So in 2021 I found myself without a bee. Ellyn Zinsmeister (who I'd met in Solid Seven) and I decided we would bring together a group of quilters for an as yet unnamed improv bee. The two of us had numerous meetings on the topic and started with a clear definition of expectations for the group and started reaching out to folks who might be interested. At the time our goal was 10-12 people for an improv (with mostly solids) bee. These weren’t all people that one of us knew well, we messaged a couple folks with a simple “We are spinning up a new improv bee. Would you potentially be interested in joining our group?” We got eight yeses to join us and our bee started with its first prompt from Sarah Ruiz in June of 2021*. We added an 11th member a few months later and decided the group would be considered full at 11, giving us the month of December off from sewing for the bee. At the conclusion of our first year, two members stepped down and we added two new members to keep up at a group of 11.
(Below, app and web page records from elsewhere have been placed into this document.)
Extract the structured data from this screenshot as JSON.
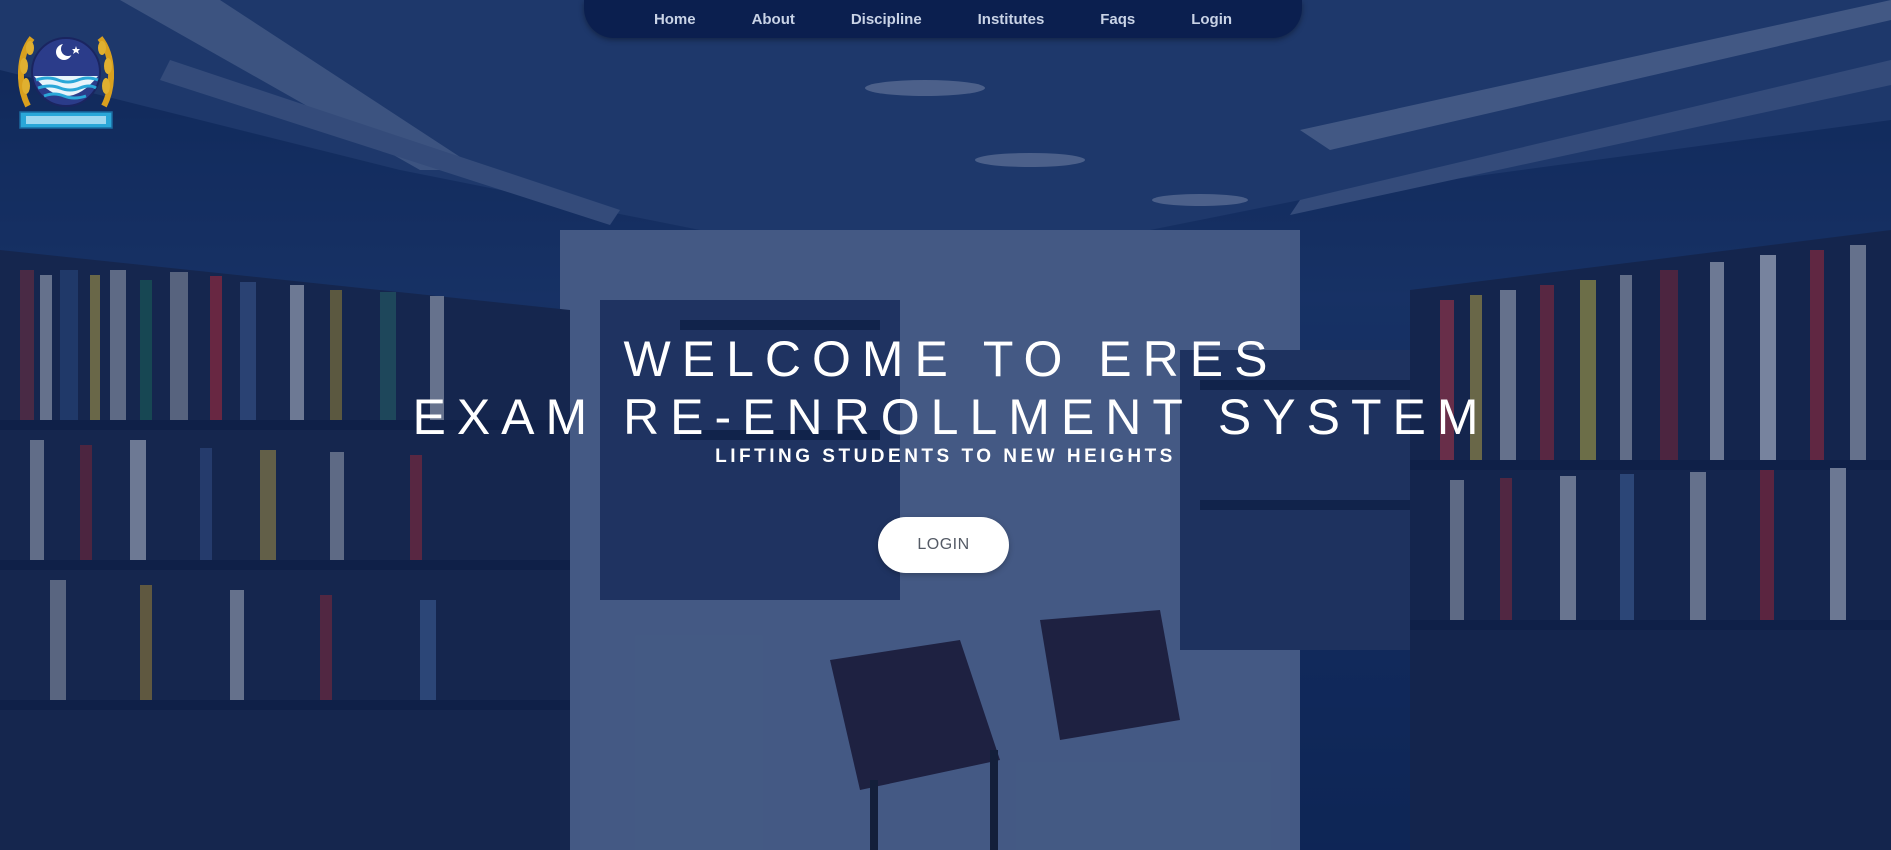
{
  "nav": {
    "items": [
      {
        "label": "Home"
      },
      {
        "label": "About"
      },
      {
        "label": "Discipline"
      },
      {
        "label": "Institutes"
      },
      {
        "label": "Faqs"
      },
      {
        "label": "Login"
      }
    ]
  },
  "logo": {
    "icon": "university-crest-icon"
  },
  "hero": {
    "line1": "WELCOME TO ERES",
    "line2": "EXAM RE-ENROLLMENT SYSTEM",
    "tagline": "LIFTING STUDENTS TO NEW HEIGHTS",
    "button_label": "LOGIN"
  },
  "colors": {
    "nav_bg": "#0b1f4f",
    "overlay": "#081e4e",
    "button_bg": "#ffffff",
    "button_text": "#555b66"
  }
}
Here's some of us at lunch at QuiltCon 2023. It has been a joy getting to know everyone through our group chat where we discuss the bee, quilting in general, creativity, and life. They are an amazing group of humans. I consider myself lucky to have them in my life and inspired by the work they are all creating. It was so nice to have the chance to connect as a group in person in Atlanta. (And we missed the members who were unable to join us!)

I hadn't attended an in-person QuiltCon since 2019 and I'm so glad for the opportunity to have connected with folks in general, and especially to see so many from the bee. I'm honored to have contributed to three quilts in the group category through our bee. It was a thrill to be at the awards ceremony when Elizabeth and Ellyn’s quilts received first and second place ribbons in the Group or Bee category for their bee quilts from our first year.
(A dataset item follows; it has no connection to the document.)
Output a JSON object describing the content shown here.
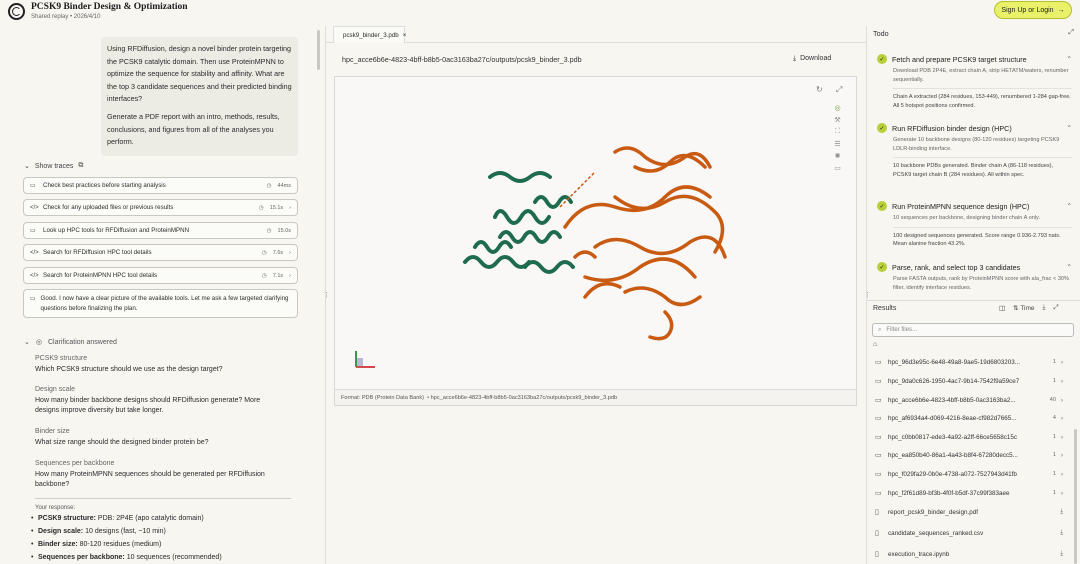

Sashes by Elizabeth - first place


Darkest Before Dawn by Ellyn - second place


TIME: A Quilts Unscripted Quilt by Carole


I heard many compliments about our three quilts in the show and how inspired people felt. Some folks reached out to share an interest in joining our group. It was lovely to chat with people and I appreciate their interest. (Our bee remains full at 11 people going into year three.)

My hope is that others will be inspired to build community in the way of quilt bees within and beyond the MQG. I’d be happy to be a resource for anyone looking to start a quilt bee (as I’m sure Ellyn would as well). Please reach out with any questions. My basic advice is to be thoughtful about how you can be inclusive as you form a group, have a leader, communicate clearly about expectations, and embrace the connection aspect of having a group -- don't just make quilts together, get to know each other. Have fun. Stretch yourselves creatively!


*Sarah’s finished quilt, Unscripted, won a first place ribbon in the Group or Bee category at QuiltCon 2022. 

The current members of the Quilts Unscripted Bee (2022-2024) are:

2021-2022 members who contributed to the quilts shown in this post:

You can follow the bee on instagram at #quiltsunscripted and #quiltsunscriptedbee.